If they give you a list of literary classics, then you can give them a list of books that usually get included in the same company: The War of the Worlds by H.G. Wells, Brave New World by Aldous Huxley, Nineteen Eighty-Four by George Orwell. Oh, but I’ve read Nineteen Eighty-Four, they’ll probably say; I didn’t realise it was sf. Of course it is, and if you like that, have you tried We by Yevgeny Zamiatin which was the book that inspired Orwell, or One by David Karp, or Fahrenheit 451 by Ray Bradbury. You get the idea.
If they like historical fiction, you’re also on good ground, because there’s a great cross-over between the two types of fiction. Try something like Ash by Mary Gentle, an epic account of warfare in late-medieval Burgundy, but with the sort of science fictional twist that won’t scare the neophyte. Or there’s Lord Byron’s Novel: The Evening Land by John Crowley, which is the sort of colourful romantic story Byron might have written. Or Galileo’s Dream by Kim Stanley Robinson, an extraordinarily convincing account of the life of Galileo, but with a vision of the far future thrown in.
Fans of crime fiction are also in luck, because there’s an awful lot of science fiction that makes use of crime story plots, everything from Isaac Asimov’s The Caves of Steel to Charles Stross’s Rule 34. Or if they prefer spy stories, try Europe in Autumn by Dave Hutchinson, which makes free with John Le Carre’s tradecraft but puts it at the service of a politically charged novel about disintegrating Europe.
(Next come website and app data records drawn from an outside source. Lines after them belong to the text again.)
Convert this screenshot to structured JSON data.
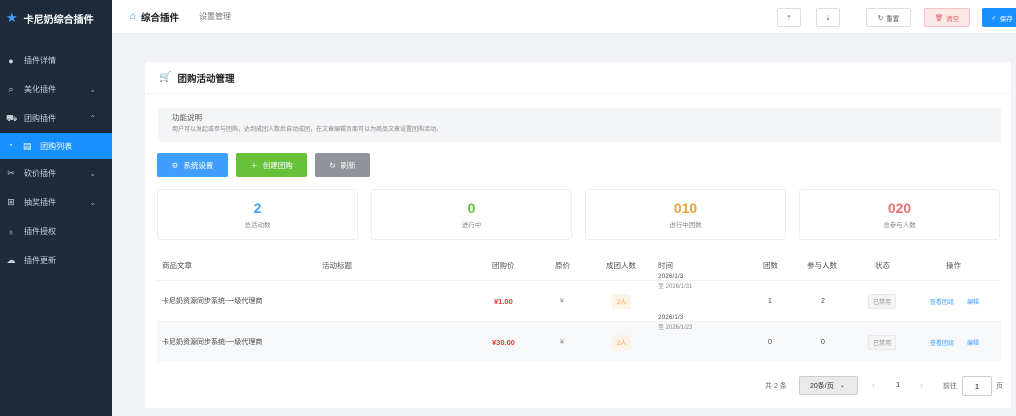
{
  "sidebar": {
    "brand": "卡尼奶综合插件",
    "items": [
      {
        "label": "插件详情",
        "icon": "info-icon"
      },
      {
        "label": "美化插件",
        "icon": "magic-icon",
        "expand": "v"
      },
      {
        "label": "团购插件",
        "icon": "cart-icon",
        "expand": "^"
      },
      {
        "label": "团购列表",
        "icon": "list-icon",
        "active": true
      },
      {
        "label": "砍价插件",
        "icon": "scissors-icon",
        "expand": "v"
      },
      {
        "label": "抽奖插件",
        "icon": "gift-icon",
        "expand": "v"
      },
      {
        "label": "插件授权",
        "icon": "key-icon"
      },
      {
        "label": "插件更新",
        "icon": "cloud-icon"
      }
    ]
  },
  "topbar": {
    "crumb1": "综合插件",
    "crumb2": "设置管理",
    "btn_import": "⇡",
    "btn_export": "⇣",
    "btn_reset": "重置",
    "btn_clear": "清空",
    "btn_save": "保存"
  },
  "card": {
    "title": "团购活动管理",
    "info_title": "功能说明",
    "info_desc": "用户可以发起或参与团购，达到成团人数后自动成团，在文章编辑页面可以为商品文章设置团购活动。",
    "btn_settings": "系统设置",
    "btn_create": "创建团购",
    "btn_refresh": "刷新"
  },
  "stats": [
    {
      "value": "2",
      "label": "总活动数",
      "color": "#409eff"
    },
    {
      "value": "0",
      "label": "进行中",
      "color": "#67c23a"
    },
    {
      "value": "010",
      "label": "进行中团数",
      "color": "#e6a23c"
    },
    {
      "value": "020",
      "label": "总参与人数",
      "color": "#e57373"
    }
  ],
  "table": {
    "headers": [
      "商品文章",
      "活动标题",
      "团购价",
      "原价",
      "成团人数",
      "时间",
      "团数",
      "参与人数",
      "状态",
      "操作"
    ],
    "rows": [
      {
        "article": "卡尼奶资源同步系统-一级代理商",
        "title": "",
        "price": "¥1.00",
        "orig": "¥",
        "size": "2人",
        "date1": "2026/1/3",
        "date2": "至 2026/1/31",
        "groups": "1",
        "people": "2",
        "status": "已禁用",
        "view": "查看团组",
        "edit": "编辑"
      },
      {
        "article": "卡尼奶资源同步系统-一级代理商",
        "title": "",
        "price": "¥30.00",
        "orig": "¥",
        "size": "2人",
        "date1": "2026/1/3",
        "date2": "至 2026/1/23",
        "groups": "0",
        "people": "0",
        "status": "已禁用",
        "view": "查看团组",
        "edit": "编辑"
      }
    ]
  },
  "pagination": {
    "total": "共 2 条",
    "size": "20条/页",
    "page": "1",
    "goto": "前往",
    "input": "1",
    "suffix": "页"
  }
}
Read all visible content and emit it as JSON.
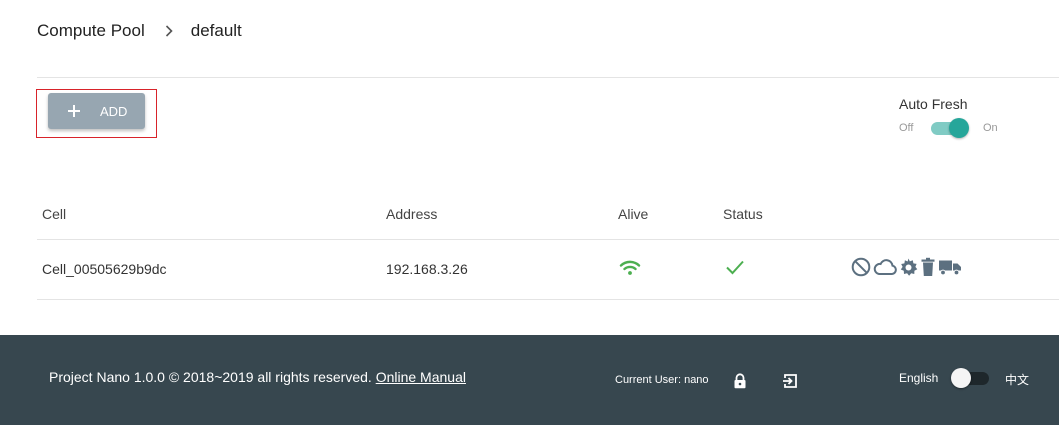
{
  "breadcrumb": {
    "root": "Compute Pool",
    "current": "default"
  },
  "toolbar": {
    "add_label": "ADD"
  },
  "auto_fresh": {
    "title": "Auto Fresh",
    "off_label": "Off",
    "on_label": "On",
    "enabled": true
  },
  "table": {
    "headers": {
      "cell": "Cell",
      "address": "Address",
      "alive": "Alive",
      "status": "Status"
    },
    "rows": [
      {
        "cell": "Cell_00505629b9dc",
        "address": "192.168.3.26",
        "alive_icon": "wifi-icon",
        "status_icon": "check-icon",
        "actions": [
          "disable-icon",
          "cloud-icon",
          "settings-icon",
          "delete-icon",
          "migrate-truck-icon"
        ]
      }
    ]
  },
  "footer": {
    "copyright": "Project Nano 1.0.0 © 2018~2019 all rights reserved.",
    "manual_link": "Online Manual",
    "current_user": "Current User: nano",
    "lang_en": "English",
    "lang_zh": "中文"
  },
  "colors": {
    "accent": "#26a69a",
    "alive": "#4caf50",
    "footer_bg": "#37474f",
    "add_button": "#97a6b1",
    "highlight": "#d8232a",
    "icon": "#5c7080"
  }
}
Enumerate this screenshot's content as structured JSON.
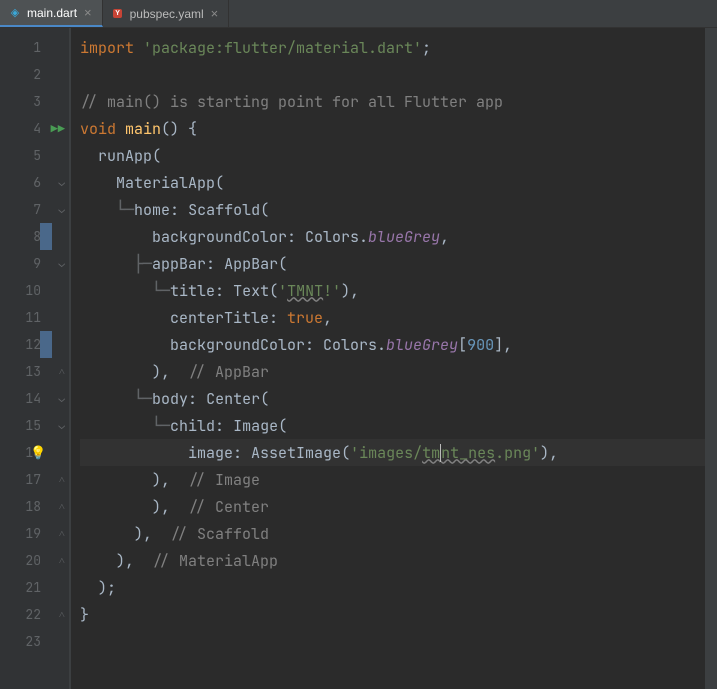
{
  "tabs": [
    {
      "label": "main.dart",
      "icon": "dart",
      "active": true
    },
    {
      "label": "pubspec.yaml",
      "icon": "yaml",
      "active": false
    }
  ],
  "lines": {
    "1": {
      "num": "1",
      "tokens": [
        [
          "kw",
          "import"
        ],
        [
          "pn",
          " "
        ],
        [
          "str",
          "'package:flutter/material.dart'"
        ],
        [
          "pn",
          ";"
        ]
      ]
    },
    "2": {
      "num": "2",
      "tokens": []
    },
    "3": {
      "num": "3",
      "tokens": [
        [
          "cmt",
          "// main() is starting point for all Flutter app"
        ]
      ]
    },
    "4": {
      "num": "4",
      "run": true,
      "fold": "down",
      "tokens": [
        [
          "kw",
          "void"
        ],
        [
          "pn",
          " "
        ],
        [
          "fn",
          "main"
        ],
        [
          "pn",
          "() {"
        ]
      ]
    },
    "5": {
      "num": "5",
      "tokens": [
        [
          "pn",
          "  "
        ],
        [
          "cls",
          "runApp"
        ],
        [
          "pn",
          "("
        ]
      ]
    },
    "6": {
      "num": "6",
      "fold": "down",
      "tokens": [
        [
          "pn",
          "    "
        ],
        [
          "cls",
          "MaterialApp"
        ],
        [
          "pn",
          "("
        ]
      ]
    },
    "7": {
      "num": "7",
      "fold": "down",
      "tokens": [
        [
          "pn",
          "    "
        ],
        [
          "tree-v",
          "└─"
        ],
        [
          "cls",
          "home"
        ],
        [
          "pn",
          ": "
        ],
        [
          "cls",
          "Scaffold"
        ],
        [
          "pn",
          "("
        ]
      ]
    },
    "8": {
      "num": "8",
      "change": true,
      "tokens": [
        [
          "pn",
          "        "
        ],
        [
          "cls",
          "backgroundColor"
        ],
        [
          "pn",
          ": Colors."
        ],
        [
          "stat",
          "blueGrey"
        ],
        [
          "pn",
          ","
        ]
      ]
    },
    "9": {
      "num": "9",
      "fold": "down",
      "tokens": [
        [
          "pn",
          "      "
        ],
        [
          "tree-v",
          "├─"
        ],
        [
          "cls",
          "appBar"
        ],
        [
          "pn",
          ": "
        ],
        [
          "cls",
          "AppBar"
        ],
        [
          "pn",
          "("
        ]
      ]
    },
    "10": {
      "num": "10",
      "tokens": [
        [
          "pn",
          "        "
        ],
        [
          "tree-v",
          "└─"
        ],
        [
          "cls",
          "title"
        ],
        [
          "pn",
          ": "
        ],
        [
          "cls",
          "Text"
        ],
        [
          "pn",
          "("
        ],
        [
          "str",
          "'"
        ],
        [
          "str-u",
          "TMNT"
        ],
        [
          "str",
          "!'"
        ],
        [
          "pn",
          "),"
        ]
      ]
    },
    "11": {
      "num": "11",
      "tokens": [
        [
          "pn",
          "          "
        ],
        [
          "cls",
          "centerTitle"
        ],
        [
          "pn",
          ": "
        ],
        [
          "const",
          "true"
        ],
        [
          "pn",
          ","
        ]
      ]
    },
    "12": {
      "num": "12",
      "change": true,
      "tokens": [
        [
          "pn",
          "          "
        ],
        [
          "cls",
          "backgroundColor"
        ],
        [
          "pn",
          ": Colors."
        ],
        [
          "stat",
          "blueGrey"
        ],
        [
          "pn",
          "["
        ],
        [
          "num",
          "900"
        ],
        [
          "pn",
          "],"
        ]
      ]
    },
    "13": {
      "num": "13",
      "fold": "up",
      "tokens": [
        [
          "pn",
          "        ),  "
        ],
        [
          "cmt",
          "// AppBar"
        ]
      ]
    },
    "14": {
      "num": "14",
      "fold": "down",
      "tokens": [
        [
          "pn",
          "      "
        ],
        [
          "tree-v",
          "└─"
        ],
        [
          "cls",
          "body"
        ],
        [
          "pn",
          ": "
        ],
        [
          "cls",
          "Center"
        ],
        [
          "pn",
          "("
        ]
      ]
    },
    "15": {
      "num": "15",
      "fold": "down",
      "tokens": [
        [
          "pn",
          "        "
        ],
        [
          "tree-v",
          "└─"
        ],
        [
          "cls",
          "child"
        ],
        [
          "pn",
          ": "
        ],
        [
          "cls",
          "Image"
        ],
        [
          "pn",
          "("
        ]
      ]
    },
    "16": {
      "num": "16",
      "bulb": true,
      "current": true,
      "tokens": [
        [
          "pn",
          "            "
        ],
        [
          "cls",
          "image"
        ],
        [
          "pn",
          ": "
        ],
        [
          "cls",
          "AssetImage"
        ],
        [
          "pn",
          "("
        ],
        [
          "str",
          "'images/"
        ],
        [
          "str-u",
          "tm"
        ],
        [
          "caret",
          ""
        ],
        [
          "str-u",
          "nt_nes"
        ],
        [
          "str",
          ".png'"
        ],
        [
          "pn",
          "),"
        ]
      ]
    },
    "17": {
      "num": "17",
      "fold": "up",
      "tokens": [
        [
          "pn",
          "        ),  "
        ],
        [
          "cmt",
          "// Image"
        ]
      ]
    },
    "18": {
      "num": "18",
      "fold": "up",
      "tokens": [
        [
          "pn",
          "        ),  "
        ],
        [
          "cmt",
          "// Center"
        ]
      ]
    },
    "19": {
      "num": "19",
      "fold": "up",
      "tokens": [
        [
          "pn",
          "      ),  "
        ],
        [
          "cmt",
          "// Scaffold"
        ]
      ]
    },
    "20": {
      "num": "20",
      "fold": "up",
      "tokens": [
        [
          "pn",
          "    ),  "
        ],
        [
          "cmt",
          "// MaterialApp"
        ]
      ]
    },
    "21": {
      "num": "21",
      "tokens": [
        [
          "pn",
          "  );"
        ]
      ]
    },
    "22": {
      "num": "22",
      "fold": "up",
      "tokens": [
        [
          "pn",
          "}"
        ]
      ]
    },
    "23": {
      "num": "23",
      "tokens": []
    }
  },
  "chart_data": null
}
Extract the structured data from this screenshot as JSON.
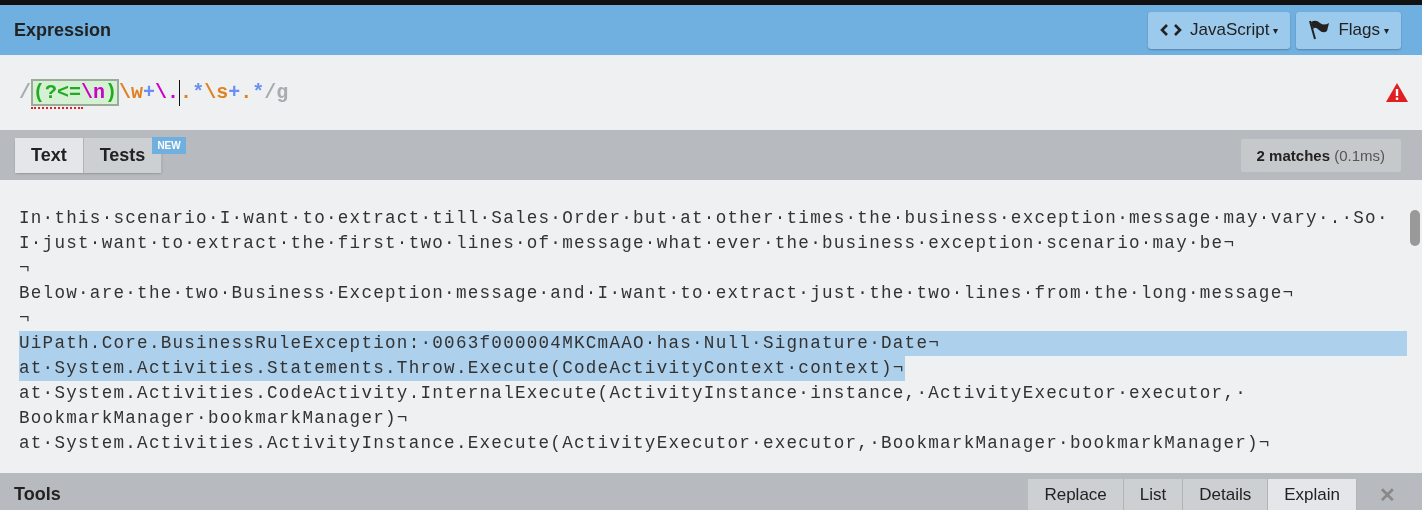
{
  "header": {
    "title": "Expression",
    "buttons": [
      {
        "label": "JavaScript",
        "caret": "▾"
      },
      {
        "label": "Flags",
        "caret": "▾"
      }
    ]
  },
  "expression": {
    "tokens": [
      {
        "kind": "delimiter",
        "text": "/"
      },
      {
        "kind": "group",
        "error": true,
        "children": [
          {
            "kind": "group_paren",
            "text": "(?<="
          },
          {
            "kind": "special",
            "text": "\\n"
          },
          {
            "kind": "group_paren",
            "text": ")"
          }
        ]
      },
      {
        "kind": "class",
        "text": "\\w"
      },
      {
        "kind": "quantifier",
        "text": "+"
      },
      {
        "kind": "special",
        "text": "\\."
      },
      {
        "kind": "cursor"
      },
      {
        "kind": "class",
        "text": "."
      },
      {
        "kind": "quantifier",
        "text": "*"
      },
      {
        "kind": "class",
        "text": "\\s"
      },
      {
        "kind": "quantifier",
        "text": "+"
      },
      {
        "kind": "class",
        "text": "."
      },
      {
        "kind": "quantifier",
        "text": "*"
      },
      {
        "kind": "delimiter",
        "text": "/g"
      }
    ],
    "warning": true
  },
  "tabs": [
    {
      "label": "Text",
      "selected": true
    },
    {
      "label": "Tests",
      "selected": false,
      "badge": "NEW"
    }
  ],
  "match_info": {
    "count": "2 matches",
    "time": "(0.1ms)"
  },
  "text_lines": [
    {
      "text": "In·this·scenario·I·want·to·extract·till·Sales·Order·but·at·other·times·the·business·exception·message·may·vary·.·So·",
      "selected": false
    },
    {
      "text": "I·just·want·to·extract·the·first·two·lines·of·message·what·ever·the·business·exception·scenario·may·be¬",
      "selected": false
    },
    {
      "text": "¬",
      "selected": false
    },
    {
      "text": "Below·are·the·two·Business·Exception·message·and·I·want·to·extract·just·the·two·lines·from·the·long·message¬",
      "selected": false
    },
    {
      "text": "¬",
      "selected": false
    },
    {
      "text": "UiPath.Core.BusinessRuleException:·0063f000004MKCmAAO·has·Null·Signature·Date¬",
      "selected": true,
      "selected_to_end": true
    },
    {
      "text": "at·System.Activities.Statements.Throw.Execute(CodeActivityContext·context)¬",
      "selected": true,
      "selected_to_end": false
    },
    {
      "text": "at·System.Activities.CodeActivity.InternalExecute(ActivityInstance·instance,·ActivityExecutor·executor,·",
      "selected": false
    },
    {
      "text": "BookmarkManager·bookmarkManager)¬",
      "selected": false
    },
    {
      "text": "at·System.Activities.ActivityInstance.Execute(ActivityExecutor·executor,·BookmarkManager·bookmarkManager)¬",
      "selected": false
    }
  ],
  "tools": {
    "title": "Tools",
    "tabs": [
      {
        "label": "Replace",
        "selected": false
      },
      {
        "label": "List",
        "selected": false
      },
      {
        "label": "Details",
        "selected": false
      },
      {
        "label": "Explain",
        "selected": true
      }
    ],
    "close": "✕"
  }
}
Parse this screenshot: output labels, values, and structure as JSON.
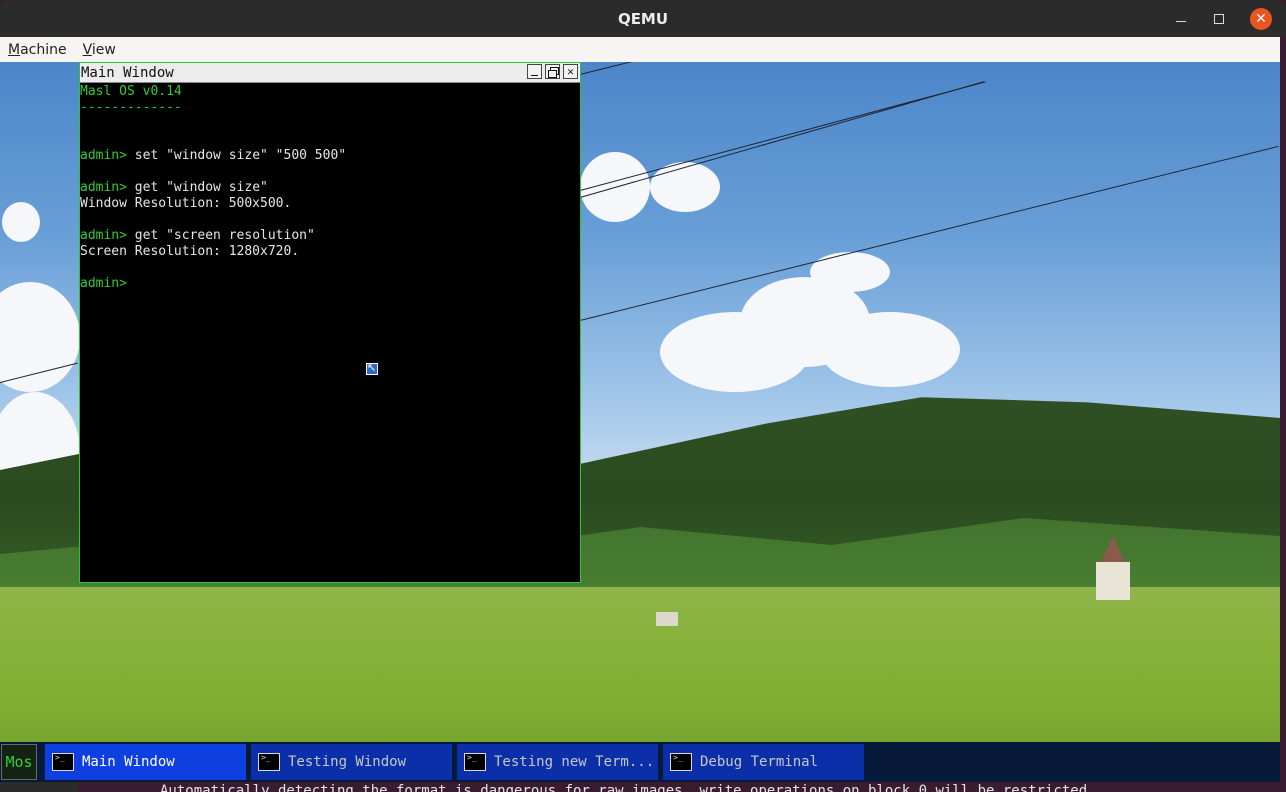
{
  "host_window": {
    "title": "QEMU",
    "menu": [
      "Machine",
      "View"
    ]
  },
  "terminal": {
    "title": "Main Window",
    "lines": [
      {
        "prompt": "",
        "text": "Masl OS v0.14",
        "color": "green"
      },
      {
        "prompt": "",
        "text": "-------------",
        "color": "green"
      },
      {
        "prompt": "",
        "text": ""
      },
      {
        "prompt": "",
        "text": ""
      },
      {
        "prompt": "admin>",
        "text": " set \"window size\" \"500 500\""
      },
      {
        "prompt": "",
        "text": ""
      },
      {
        "prompt": "admin>",
        "text": " get \"window size\""
      },
      {
        "prompt": "",
        "text": "Window Resolution: 500x500."
      },
      {
        "prompt": "",
        "text": ""
      },
      {
        "prompt": "admin>",
        "text": " get \"screen resolution\""
      },
      {
        "prompt": "",
        "text": "Screen Resolution: 1280x720."
      },
      {
        "prompt": "",
        "text": ""
      },
      {
        "prompt": "admin>",
        "text": ""
      }
    ]
  },
  "taskbar": {
    "start_label": "Mos",
    "tasks": [
      {
        "label": "Main Window",
        "active": true
      },
      {
        "label": "Testing Window",
        "active": false
      },
      {
        "label": "Testing new Term...",
        "active": false
      },
      {
        "label": "Debug Terminal",
        "active": false
      }
    ]
  },
  "host_terminal": {
    "bottom_text": "Automatically detecting the format is dangerous for raw images, write operations on block 0 will be restricted"
  },
  "colors": {
    "terminal_green": "#33cc33",
    "taskbar_bg": "#071a3a",
    "task_active": "#0e3fe0",
    "task_inactive": "#0b2fa8",
    "host_close": "#e95420"
  }
}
Even readers of romance fiction can find things to latch onto in science fiction, though the works of, for instance, Anne McCaffrey (Restoree, The Crystal Singer) may be just a little too science fictional to allow a non-sf reader to get to the love story at the heart of them.
One of the odd things about science fiction readers is that we are still excited by short stories. They really aren’t that common in other areas of literature, so your non-sf reader may not be interested in reading an anthology. But if they are, then that is another excellent way of introducing the genre. I’d suggest a big fat anthology like, for instance, The Big Book of Science Fiction edited by Ann and Jeff VanderMeer. But when I recommended it, I’d include the proviso that there are a lot of stories in here. Some you’ll probably love, others you’ll probably hate, some are by writers you’ll have heard of, others are by people even I’ve not heard of, some are exciting, some are tediously predictable. That’s fine, just skip the ones you don’t like, but you should find enough good stuff there to give you an excellent introduction to sf.
The only thing to remember is that everybody’s different, so no one is going to like exactly the same sf that you do. The trick is matching their tastes to the sf they are going to like.
From Nebula and Hugo Award–nominated Carolyn Ives Gilman comes Dark Orbit, a compelling novel featuring alien contact, mystery, and murder.
Reports of a strange, new habitable planet have reached the Twenty Planets of human civilization. When a team of scientists is assembled to investigate this world, exoethnologist Sara Callicot is recruited to keep an eye on an unstable crewmate.